Website and app data records:
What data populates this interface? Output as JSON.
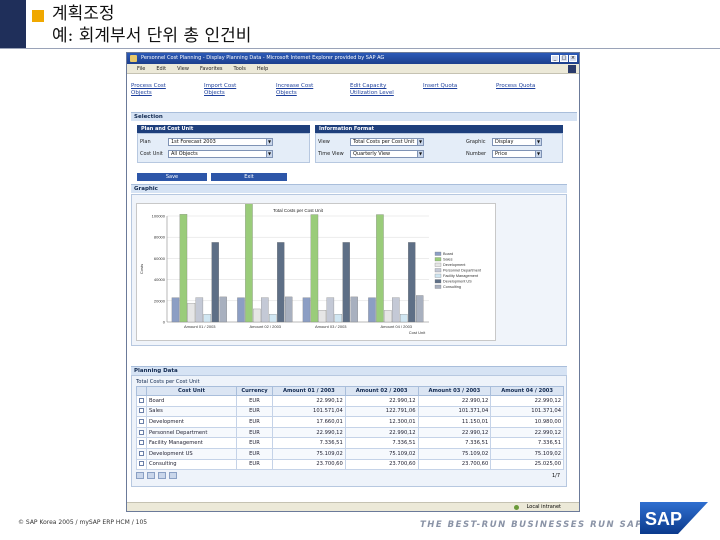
{
  "slide": {
    "title_line1": "계획조정",
    "title_line2": "예: 회계부서 단위 총 인건비",
    "footer": "© SAP Korea 2005 / mySAP ERP HCM / 105",
    "tagline": "THE BEST-RUN BUSINESSES RUN SAP",
    "logo_text": "SAP",
    "accent_colors": {
      "navy": "#1f2f5a",
      "gold": "#f0a800"
    }
  },
  "browser": {
    "title": "Personnel Cost Planning - Display Planning Data - Microsoft Internet Explorer provided by SAP AG",
    "menu": [
      "File",
      "Edit",
      "View",
      "Favorites",
      "Tools",
      "Help"
    ],
    "status_zone": "Local intranet",
    "icons": [
      "ie-icon",
      "minimize-icon",
      "maximize-icon",
      "close-icon",
      "windows-logo-icon",
      "intranet-zone-icon"
    ]
  },
  "links": [
    {
      "line1": "Process Cost",
      "line2": "Objects"
    },
    {
      "line1": "Import Cost",
      "line2": "Objects"
    },
    {
      "line1": "Increase Cost",
      "line2": "Objects"
    },
    {
      "line1": "Edit Capacity",
      "line2": "Utilization Level"
    },
    {
      "line1": "Insert Quota",
      "line2": ""
    },
    {
      "line1": "Process Quota",
      "line2": ""
    }
  ],
  "selection": {
    "section_title": "Selection",
    "plan_panel": {
      "title": "Plan and Cost Unit",
      "plan_label": "Plan",
      "plan_value": "1st Forecast 2003",
      "cost_unit_label": "Cost Unit",
      "cost_unit_value": "All Objects"
    },
    "info_panel": {
      "title": "Information Format",
      "view_label": "View",
      "view_value": "Total Costs per Cost Unit",
      "time_view_label": "Time View",
      "time_view_value": "Quarterly View",
      "graphic_label": "Graphic",
      "graphic_value": "Display",
      "number_label": "Number",
      "number_value": "Price"
    },
    "save_button": "Save",
    "exit_button": "Exit"
  },
  "graphic": {
    "section_title": "Graphic"
  },
  "chart_data": {
    "type": "bar",
    "title": "Total Costs per Cost Unit",
    "xlabel": "Cost Unit",
    "ylabel": "Costs",
    "categories": [
      "Amount 01 / 2003",
      "Amount 02 / 2003",
      "Amount 03 / 2003",
      "Amount 04 / 2003"
    ],
    "ylim": [
      0,
      100000
    ],
    "yticks": [
      "0",
      "20000",
      "40000",
      "60000",
      "80000",
      "100000"
    ],
    "series": [
      {
        "name": "Board",
        "color": "#8c9ec4",
        "values": [
          22990,
          22990,
          22990,
          22990
        ]
      },
      {
        "name": "Sales",
        "color": "#9acc7a",
        "values": [
          101571,
          122791,
          101371,
          101371
        ]
      },
      {
        "name": "Development",
        "color": "#e6e6e6",
        "values": [
          17660,
          12300,
          11150,
          10980
        ]
      },
      {
        "name": "Personnel Department",
        "color": "#c4c9d6",
        "values": [
          22990,
          22990,
          22990,
          22990
        ]
      },
      {
        "name": "Facility Management",
        "color": "#d0e6f2",
        "values": [
          7336,
          7336,
          7336,
          7336
        ]
      },
      {
        "name": "Development US",
        "color": "#5e6f86",
        "values": [
          75109,
          75109,
          75109,
          75109
        ]
      },
      {
        "name": "Consulting",
        "color": "#a8b0bf",
        "values": [
          23700,
          23700,
          23700,
          25025
        ]
      }
    ],
    "legend_position": "right",
    "grid": true
  },
  "planning": {
    "section_title": "Planning Data",
    "table_title": "Total Costs per Cost Unit",
    "columns": [
      "",
      "Cost Unit",
      "Currency",
      "Amount 01 / 2003",
      "Amount 02 / 2003",
      "Amount 03 / 2003",
      "Amount 04 / 2003"
    ],
    "rows": [
      [
        "Board",
        "EUR",
        "22.990,12",
        "22.990,12",
        "22.990,12",
        "22.990,12"
      ],
      [
        "Sales",
        "EUR",
        "101.571,04",
        "122.791,06",
        "101.371,04",
        "101.371,04"
      ],
      [
        "Development",
        "EUR",
        "17.660,01",
        "12.300,01",
        "11.150,01",
        "10.980,00"
      ],
      [
        "Personnel Department",
        "EUR",
        "22.990,12",
        "22.990,12",
        "22.990,12",
        "22.990,12"
      ],
      [
        "Facility Management",
        "EUR",
        "7.336,51",
        "7.336,51",
        "7.336,51",
        "7.336,51"
      ],
      [
        "Development US",
        "EUR",
        "75.109,02",
        "75.109,02",
        "75.109,02",
        "75.109,02"
      ],
      [
        "Consulting",
        "EUR",
        "23.700,60",
        "23.700,60",
        "23.700,60",
        "25.025,00"
      ]
    ],
    "pager": "1/7"
  }
}
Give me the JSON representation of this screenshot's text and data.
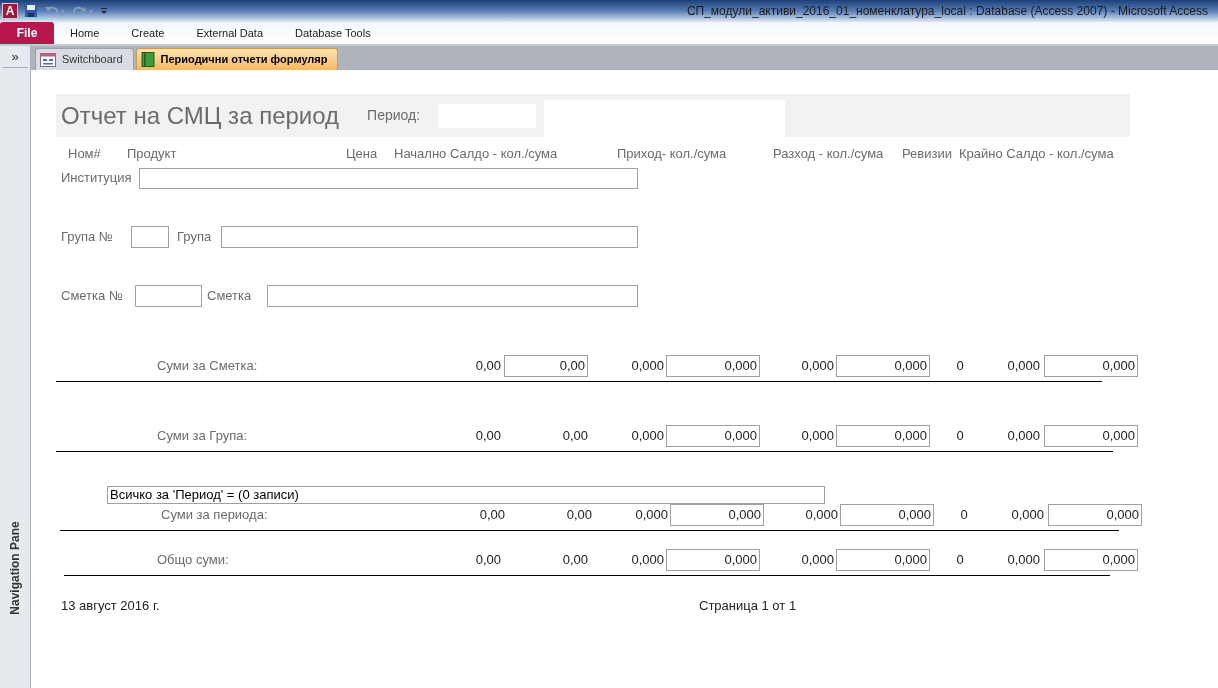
{
  "title_bar": {
    "app_icon": "A",
    "title": "СП_модули_активи_2016_01_номенклатура_local : Database (Access 2007)  -  Microsoft Access"
  },
  "ribbon": {
    "tabs": [
      {
        "label": "File",
        "kind": "file"
      },
      {
        "label": "Home",
        "kind": "tab"
      },
      {
        "label": "Create",
        "kind": "tab"
      },
      {
        "label": "External Data",
        "kind": "tab"
      },
      {
        "label": "Database Tools",
        "kind": "tab"
      }
    ]
  },
  "navigation_pane": {
    "toggle": "»",
    "label": "Navigation Pane"
  },
  "document_tabs": [
    {
      "label": "Switchboard",
      "kind": "form",
      "selected": false
    },
    {
      "label": "Периодични отчети формуляр",
      "kind": "report",
      "selected": true
    }
  ],
  "report": {
    "title": "Отчет на СМЦ за период",
    "period_label": "Период:",
    "column_headers": [
      "Ном#",
      "Продукт",
      "Цена",
      "Начално Салдо - кол./сума",
      "Приход- кол./сума",
      "Разход - кол./сума",
      "Ревизии",
      "Крайно Салдо - кол./сума"
    ],
    "institution_label": "Институция",
    "group_no_label": "Група №",
    "group_label": "Група",
    "account_no_label": "Сметка №",
    "account_label": "Сметка",
    "sum_rows": [
      {
        "label": "Суми за Сметка:",
        "cells": [
          {
            "value": "0,00",
            "boxed": false
          },
          {
            "value": "0,00",
            "boxed": true
          },
          {
            "value": "0,000",
            "boxed": false
          },
          {
            "value": "0,000",
            "boxed": true
          },
          {
            "value": "0,000",
            "boxed": false
          },
          {
            "value": "0,000",
            "boxed": true
          },
          {
            "value": "0",
            "boxed": false
          },
          {
            "value": "0,000",
            "boxed": false
          },
          {
            "value": "0,000",
            "boxed": true
          }
        ]
      },
      {
        "label": "Суми за Група:",
        "cells": [
          {
            "value": "0,00",
            "boxed": false
          },
          {
            "value": "0,00",
            "boxed": false
          },
          {
            "value": "0,000",
            "boxed": false
          },
          {
            "value": "0,000",
            "boxed": true
          },
          {
            "value": "0,000",
            "boxed": false
          },
          {
            "value": "0,000",
            "boxed": true
          },
          {
            "value": "0",
            "boxed": false
          },
          {
            "value": "0,000",
            "boxed": false
          },
          {
            "value": "0,000",
            "boxed": true
          }
        ]
      },
      {
        "label": "Суми за периода:",
        "cells": [
          {
            "value": "0,00",
            "boxed": false
          },
          {
            "value": "0,00",
            "boxed": false
          },
          {
            "value": "0,000",
            "boxed": false
          },
          {
            "value": "0,000",
            "boxed": true
          },
          {
            "value": "0,000",
            "boxed": false
          },
          {
            "value": "0,000",
            "boxed": true
          },
          {
            "value": "0",
            "boxed": false
          },
          {
            "value": "0,000",
            "boxed": false
          },
          {
            "value": "0,000",
            "boxed": true
          }
        ]
      },
      {
        "label": "Общо суми:",
        "cells": [
          {
            "value": "0,00",
            "boxed": false
          },
          {
            "value": "0,00",
            "boxed": false
          },
          {
            "value": "0,000",
            "boxed": false
          },
          {
            "value": "0,000",
            "boxed": true
          },
          {
            "value": "0,000",
            "boxed": false
          },
          {
            "value": "0,000",
            "boxed": true
          },
          {
            "value": "0",
            "boxed": false
          },
          {
            "value": "0,000",
            "boxed": false
          },
          {
            "value": "0,000",
            "boxed": true
          }
        ]
      }
    ],
    "period_total": "Всичко за 'Период' =  (0 записи)",
    "footer": {
      "date": "13 август 2016 г.",
      "page": "Страница 1 от 1"
    }
  }
}
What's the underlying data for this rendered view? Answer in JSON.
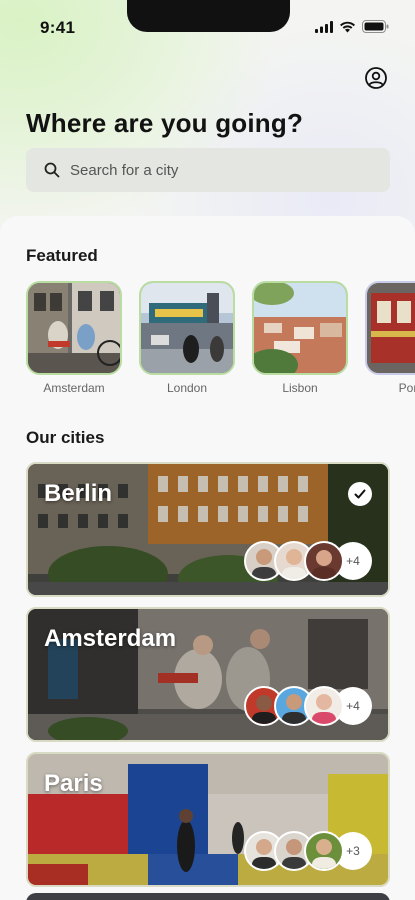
{
  "status": {
    "time": "9:41"
  },
  "header": {
    "title": "Where are you going?"
  },
  "search": {
    "placeholder": "Search for a city"
  },
  "featured": {
    "title": "Featured",
    "items": [
      {
        "label": "Amsterdam"
      },
      {
        "label": "London"
      },
      {
        "label": "Lisbon"
      },
      {
        "label": "Porto"
      }
    ]
  },
  "cities": {
    "title": "Our cities",
    "items": [
      {
        "name": "Berlin",
        "more": "+4",
        "selected": true
      },
      {
        "name": "Amsterdam",
        "more": "+4",
        "selected": false
      },
      {
        "name": "Paris",
        "more": "+3",
        "selected": false
      }
    ]
  }
}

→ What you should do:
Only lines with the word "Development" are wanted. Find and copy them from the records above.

→ Response to the task:
        "name": "Development",
        "name": "Development US",
        "Development",
        "Development US",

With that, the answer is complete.